Local YMCA program helps older adults stay active
Pickleball is one of the offerings from the Nir Family YMCA's Active Older Adults program. (iStock.com/eyecrave productions)
It’s fun to play at the YMCA, especially as an older adult! The Nir Family YMCA, part of YMCA of Southeastern North Carolina, located at 2710 Market St., offers classes, programs and events specifically targeted to adults aged 50 and older. Why? Because, according to the YMCA, older adults who stay active live longer and have better functional conditioning.
The YMCA’s Active Older Adults (AOA) program offers a variety of classes and sports with varying skill levels tailored to older adults including water aerobics, therapeutic yoga, chair fitness classes, line dancing, pickleball, basketball, walking programs, monthly bingo, and card and coffee clubs.
Established one year ago, the AOA program is coordinated by Jane Klippel who transitioned from her full-time role at the YMCA to lead the program.
“I am of retirement age and I had so many questions, like what it means to retire and get older and how Medicare works. I became very aware of what it means to be 65, not 50 or 60 anymore, and what age means to my health. The Y has always had someone in charge of youth programs, family programs, younger adult programs and others, but I saw the need to coordinate programs under one umbrella for older adults,” she said.
According to Klippel, one-fifth of the people using YMCA facilities are seniors, some even in their early 90s. The AOA program has been designed in alignment with the mission of the YMCA – putting Christian principles into practice through programs that build a healthy spirit, mind and body for all.
“Adults can join the Y and run on a treadmill by themselves. That’s great, but it’s often hard to stay committed and motivated on your own. Our instructor-led programs are really motivating,” Klippel said “Water aerobics and senior group exercise classes have always been very popular. Now in my role I hear what our members want and need. New programs can be added.”
Highly popular pickleball lessons, as well as opportunities to play, abound. In March, the YMCA will host its 7th annual Pickleball For All Tournament sponsored by Emerge Ortho and AARP. The tournament has two age divisions, eight teams per division and five skill levels offering fun community competition. Proceeds benefit the YMCA’s Community Health Programs to improve the lives of those with Parkinson’s disease, diabetes, arthritis, cancer and heart disease.
Everyone seems to enjoy walking with a group. A six-week Walk with Ease program starts on April 3 on the outdoor track on Mondays and Wednesdays. Walk with Ease is the only program of its kind identified as arthritis-appropriate and evidence-based by the Centers for Disease Control and Prevention, according to YMCA staff. The program, which increases in duration over the six-week period, also teaches stretching and strength building, improves balance, reduces pain, helps with weight loss, and improves mental and overall physical health. Participants receive a manual with lecturettes for each session. The program is free to members and nonmembers through support from the N.C. State Alliance of YMCAs.
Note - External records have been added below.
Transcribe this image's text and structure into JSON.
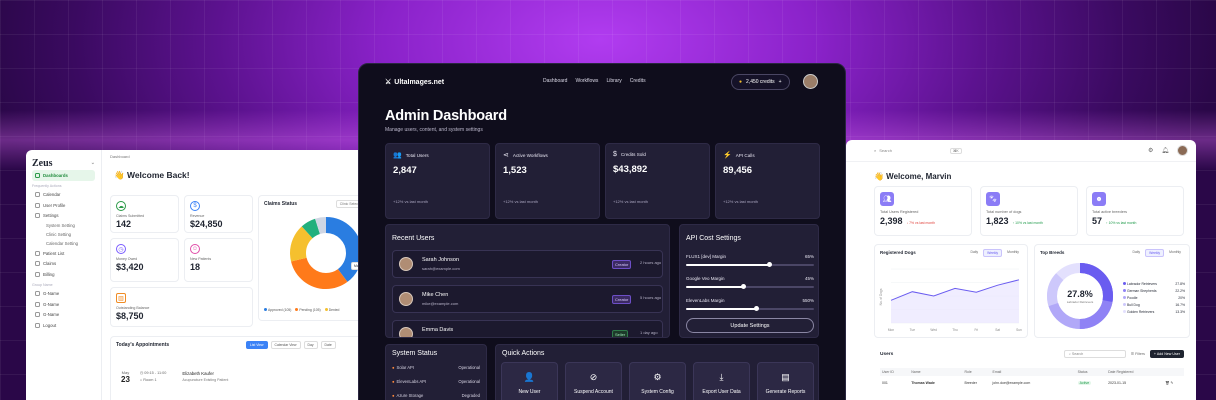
{
  "zeus": {
    "brand": "Zeus",
    "breadcrumb": "Dashboard",
    "nav": [
      {
        "label": "Dashboards",
        "active": true
      },
      {
        "label": "Calendar",
        "section": "Frequently Actions"
      },
      {
        "label": "User Profile"
      },
      {
        "label": "Settings"
      },
      {
        "label": "System Setting",
        "sub": true
      },
      {
        "label": "Clinic Setting",
        "sub": true
      },
      {
        "label": "Calendar Setting",
        "sub": true
      },
      {
        "label": "Patient List"
      },
      {
        "label": "Claims"
      },
      {
        "label": "Billing"
      },
      {
        "label": "G-Name",
        "section": "Group Name"
      },
      {
        "label": "G-Name"
      },
      {
        "label": "G-Name"
      },
      {
        "label": "Logout"
      }
    ],
    "section_frequent": "Frequently Actions",
    "section_group": "Group Name",
    "welcome": "👋 Welcome Back!",
    "stats": [
      {
        "label": "Claims Submitted",
        "value": "142",
        "color": "#2a9a47",
        "icon": "cloud-upload-icon"
      },
      {
        "label": "Revenue",
        "value": "$24,850",
        "color": "#3b82f6",
        "icon": "dollar-icon"
      },
      {
        "label": "Money Owed",
        "value": "$3,420",
        "color": "#7a5cff",
        "icon": "clock-icon"
      },
      {
        "label": "New Patients",
        "value": "18",
        "color": "#e04ca8",
        "icon": "user-icon"
      },
      {
        "label": "Outstanding Balance",
        "value": "$8,750",
        "color": "#f08c24",
        "icon": "chart-icon"
      }
    ],
    "claims_title": "Claims Status",
    "claims_filter": "Clinic Select",
    "claims_legend": [
      {
        "label": "Approved (105)",
        "color": "#2a7de1"
      },
      {
        "label": "Pending (105)",
        "color": "#ff7a1a"
      },
      {
        "label": "Denied",
        "color": "#f5c02e"
      }
    ],
    "donut_tip": "Ma...",
    "appointments_title": "Today's Appointments",
    "appt_buttons": [
      "List View",
      "Calendar View",
      "Day",
      "Date"
    ],
    "appt": {
      "month": "May",
      "day": "23",
      "time": "09:15 - 11:00",
      "room": "Room 1",
      "name": "Elizabeth Kaufer",
      "type": "Acupuncture Existing Patient"
    }
  },
  "ultra": {
    "logo": "UltaImages.net",
    "nav": [
      "Dashboard",
      "Workflows",
      "Library",
      "Credits"
    ],
    "credits": "2,450 credits",
    "title": "Admin Dashboard",
    "subtitle": "Manage users, content, and system settings",
    "kpis": [
      {
        "label": "Total Users",
        "value": "2,847",
        "change": "+12% vs last month",
        "icon": "users-icon",
        "glyph": "👥"
      },
      {
        "label": "Active Workflows",
        "value": "1,523",
        "change": "+12% vs last month",
        "icon": "share-icon",
        "glyph": "⋖"
      },
      {
        "label": "Credits Sold",
        "value": "$43,892",
        "change": "+12% vs last month",
        "icon": "dollar-icon",
        "glyph": "$"
      },
      {
        "label": "API Calls",
        "value": "89,456",
        "change": "+12% vs last month",
        "icon": "bolt-icon",
        "glyph": "⚡"
      }
    ],
    "recent_users_title": "Recent Users",
    "recent_users": [
      {
        "name": "Sarah Johnson",
        "email": "sarah@example.com",
        "role": "Creator",
        "time": "2 hours ago"
      },
      {
        "name": "Mike Chen",
        "email": "mike@example.com",
        "role": "Creator",
        "time": "5 hours ago"
      },
      {
        "name": "Emma Davis",
        "email": "",
        "role": "Seller",
        "time": "1 day ago"
      }
    ],
    "api_title": "API Cost Settings",
    "api": [
      {
        "label": "FLUX1 [dev] Margin",
        "value": "65%",
        "fill": 0.65
      },
      {
        "label": "Google Veo Margin",
        "value": "45%",
        "fill": 0.45
      },
      {
        "label": "ElevenLabs Margin",
        "value": "550%",
        "fill": 0.55
      }
    ],
    "update_label": "Update Settings",
    "system_title": "System Status",
    "system": [
      {
        "label": "Solar API",
        "status": "Operational"
      },
      {
        "label": "ElevenLabs API",
        "status": "Operational"
      },
      {
        "label": "Azure Storage",
        "status": "Degraded"
      }
    ],
    "quick_title": "Quick Actions",
    "quick": [
      {
        "label": "New User",
        "icon": "add-user-icon",
        "glyph": "👤"
      },
      {
        "label": "Suspend Account",
        "icon": "ban-icon",
        "glyph": "⊘"
      },
      {
        "label": "System Config",
        "icon": "gear-icon",
        "glyph": "⚙"
      },
      {
        "label": "Export User Data",
        "icon": "download-icon",
        "glyph": "⤓"
      },
      {
        "label": "Generate Reports",
        "icon": "report-icon",
        "glyph": "▤"
      }
    ]
  },
  "marvin": {
    "search_placeholder": "Search",
    "search_kbd": "⌘K",
    "welcome": "👋 Welcome, Marvin",
    "stats": [
      {
        "label": "Total Users Registered",
        "value": "2,398",
        "trend": "↓ 7% vs last month",
        "trend_color": "#e0413b",
        "icon": "users-icon"
      },
      {
        "label": "Total number of dogs",
        "value": "1,823",
        "trend": "↑ 10% vs last month",
        "trend_color": "#1f9a4a",
        "icon": "paw-icon"
      },
      {
        "label": "Total active breeders",
        "value": "57",
        "trend": "↑ 10% vs last month",
        "trend_color": "#1f9a4a",
        "icon": "breeder-icon"
      }
    ],
    "reg_title": "Registered Dogs",
    "reg_tabs": [
      "Daily",
      "Weekly",
      "Monthly"
    ],
    "reg_active": "Weekly",
    "ylabel": "No. of Dogs",
    "days": [
      "Mon",
      "Tue",
      "Wed",
      "Thu",
      "Fri",
      "Sat",
      "Sun"
    ],
    "reg_values": [
      42,
      58,
      50,
      64,
      57,
      70,
      80
    ],
    "breeds_title": "Top Breeds",
    "breeds_tabs": [
      "Daily",
      "Weekly",
      "Monthly"
    ],
    "breeds_active": "Weekly",
    "breeds_center": "27.8%",
    "breeds_center_sub": "Labrador Retrievers",
    "breeds": [
      {
        "label": "Labrador Retrievers",
        "value": "27.8%",
        "color": "#6a5cf0"
      },
      {
        "label": "German Shepherds",
        "value": "22.2%",
        "color": "#8f82f5"
      },
      {
        "label": "Poodle",
        "value": "20%",
        "color": "#b1a8f8"
      },
      {
        "label": "Bull Dog",
        "value": "16.7%",
        "color": "#cdc8fb"
      },
      {
        "label": "Golden Retrievers",
        "value": "13.3%",
        "color": "#e3e0fd"
      }
    ],
    "users_title": "Users",
    "users_search": "Search",
    "filters": "Filters",
    "add_user": "+ Add New User",
    "table_head": [
      "User ID",
      "Name",
      "Role",
      "Email",
      "Status",
      "Date Registered"
    ],
    "table_rows": [
      [
        "001",
        "Thomas Wade",
        "Breeder",
        "john.doe@example.com",
        "Active",
        "2023-01-15"
      ]
    ]
  }
}
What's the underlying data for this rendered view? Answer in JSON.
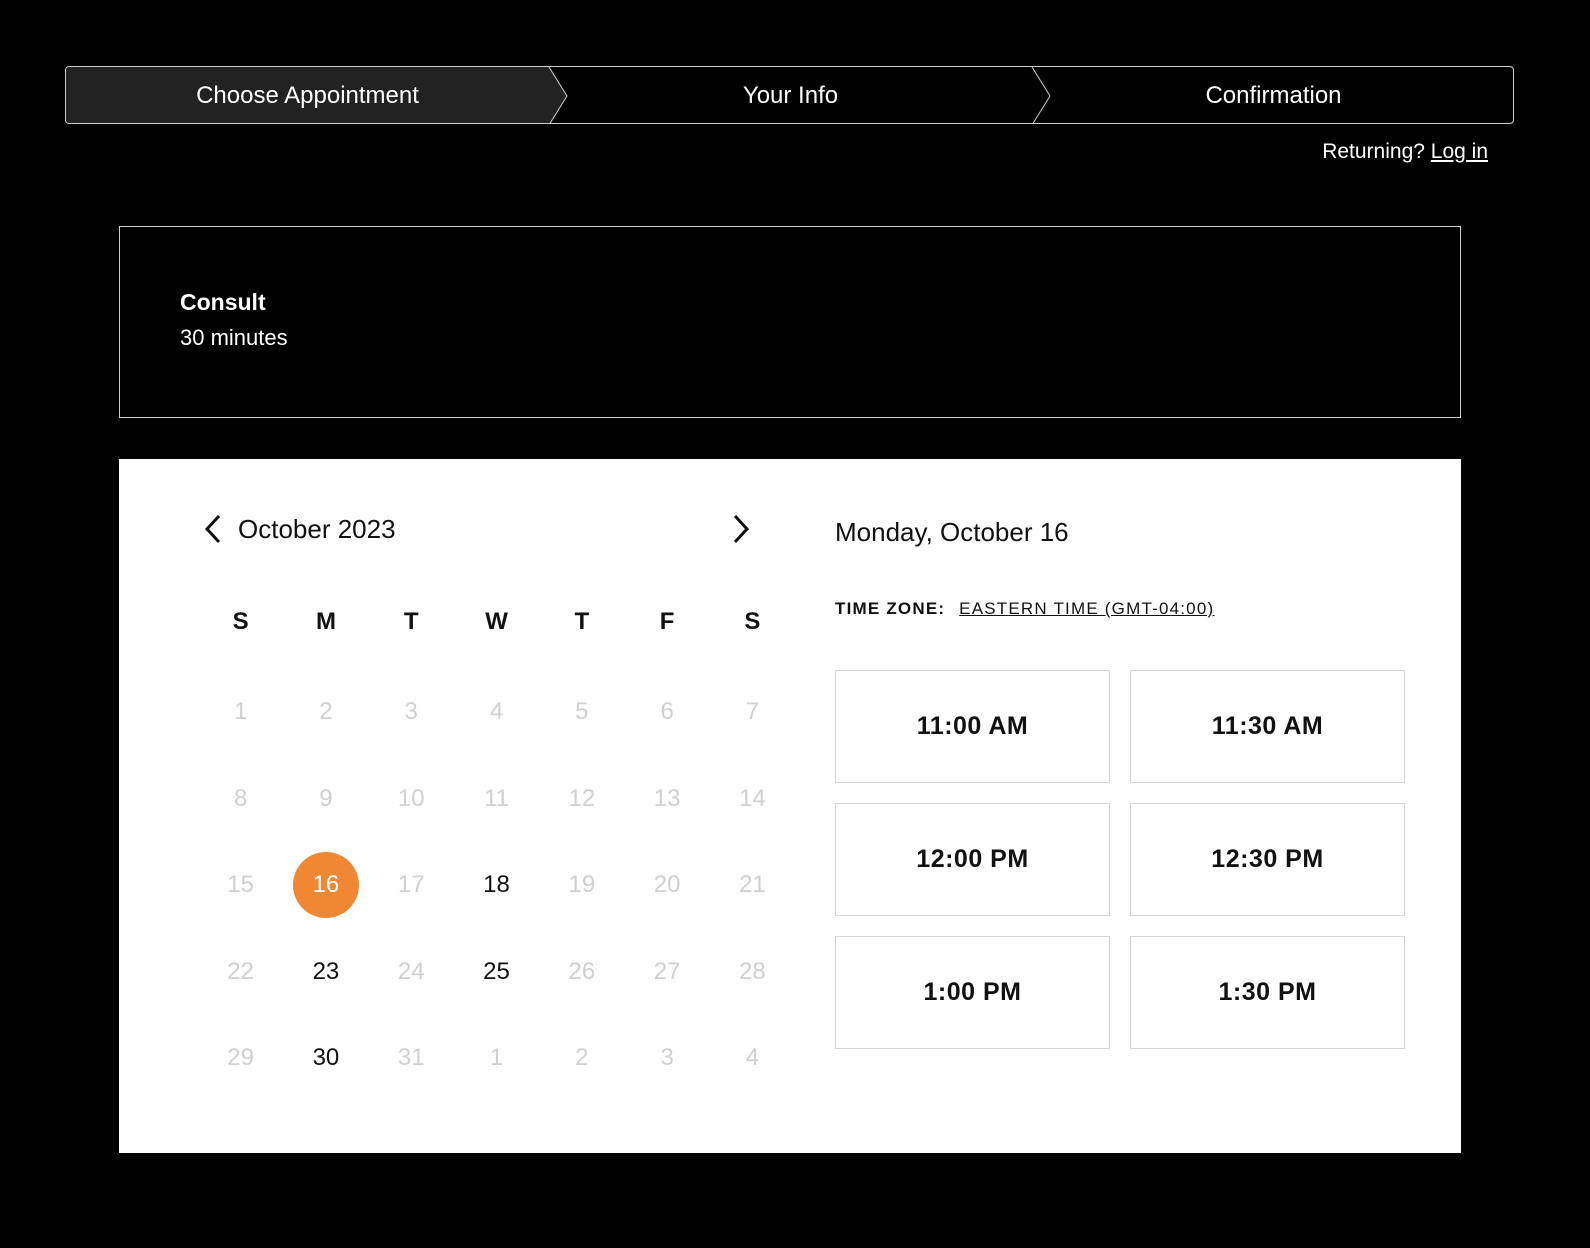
{
  "stepper": {
    "steps": [
      {
        "label": "Choose Appointment",
        "active": true
      },
      {
        "label": "Your Info",
        "active": false
      },
      {
        "label": "Confirmation",
        "active": false
      }
    ],
    "accent_color": "#ef8733"
  },
  "login": {
    "prompt": "Returning?",
    "link_label": "Log in"
  },
  "service": {
    "name": "Consult",
    "duration": "30 minutes"
  },
  "calendar": {
    "month_label": "October 2023",
    "prev_icon": "chevron-left-icon",
    "next_icon": "chevron-right-icon",
    "weekdays": [
      "S",
      "M",
      "T",
      "W",
      "T",
      "F",
      "S"
    ],
    "days": [
      {
        "label": "1",
        "state": "disabled"
      },
      {
        "label": "2",
        "state": "disabled"
      },
      {
        "label": "3",
        "state": "disabled"
      },
      {
        "label": "4",
        "state": "disabled"
      },
      {
        "label": "5",
        "state": "disabled"
      },
      {
        "label": "6",
        "state": "disabled"
      },
      {
        "label": "7",
        "state": "disabled"
      },
      {
        "label": "8",
        "state": "disabled"
      },
      {
        "label": "9",
        "state": "disabled"
      },
      {
        "label": "10",
        "state": "disabled"
      },
      {
        "label": "11",
        "state": "disabled"
      },
      {
        "label": "12",
        "state": "disabled"
      },
      {
        "label": "13",
        "state": "disabled"
      },
      {
        "label": "14",
        "state": "disabled"
      },
      {
        "label": "15",
        "state": "disabled"
      },
      {
        "label": "16",
        "state": "selected"
      },
      {
        "label": "17",
        "state": "disabled"
      },
      {
        "label": "18",
        "state": "available"
      },
      {
        "label": "19",
        "state": "disabled"
      },
      {
        "label": "20",
        "state": "disabled"
      },
      {
        "label": "21",
        "state": "disabled"
      },
      {
        "label": "22",
        "state": "disabled"
      },
      {
        "label": "23",
        "state": "available"
      },
      {
        "label": "24",
        "state": "disabled"
      },
      {
        "label": "25",
        "state": "available"
      },
      {
        "label": "26",
        "state": "disabled"
      },
      {
        "label": "27",
        "state": "disabled"
      },
      {
        "label": "28",
        "state": "disabled"
      },
      {
        "label": "29",
        "state": "disabled"
      },
      {
        "label": "30",
        "state": "available"
      },
      {
        "label": "31",
        "state": "disabled"
      },
      {
        "label": "1",
        "state": "disabled"
      },
      {
        "label": "2",
        "state": "disabled"
      },
      {
        "label": "3",
        "state": "disabled"
      },
      {
        "label": "4",
        "state": "disabled"
      }
    ],
    "selected_color": "#ef8733"
  },
  "times": {
    "date_heading": "Monday, October 16",
    "timezone_label": "TIME ZONE:",
    "timezone_value": "EASTERN TIME (GMT-04:00)",
    "slots": [
      "11:00 AM",
      "11:30 AM",
      "12:00 PM",
      "12:30 PM",
      "1:00 PM",
      "1:30 PM"
    ]
  }
}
Beyond the physical activities, Klippel noticed that social activities and opportunities for adults to meet and converse were needed. So AOA started a card club with the intention to create a fun social environment.
“Playing canasta – and soon bridge - is a mind and spirit exercise that challenges the brain. We intend to keep it going weekly,” she said.
The coffee club that was on COVID hiatus has returned on weekday mornings. Coffee is made and served by young adults with special needs from the New Hanover County Schools Special Education Transitions Program. Fifty-cents-a-cup donations go right back to the Transitions program.
“People, people, people are the most fun part of my job. I know most of the pickleball players by name. We are a family here at the Y. The diversity is great and there is so much to choose from. The Y is here for everyone,” Klippel concluded.
To learn more or join the YMCA, visit their website or Facebook page.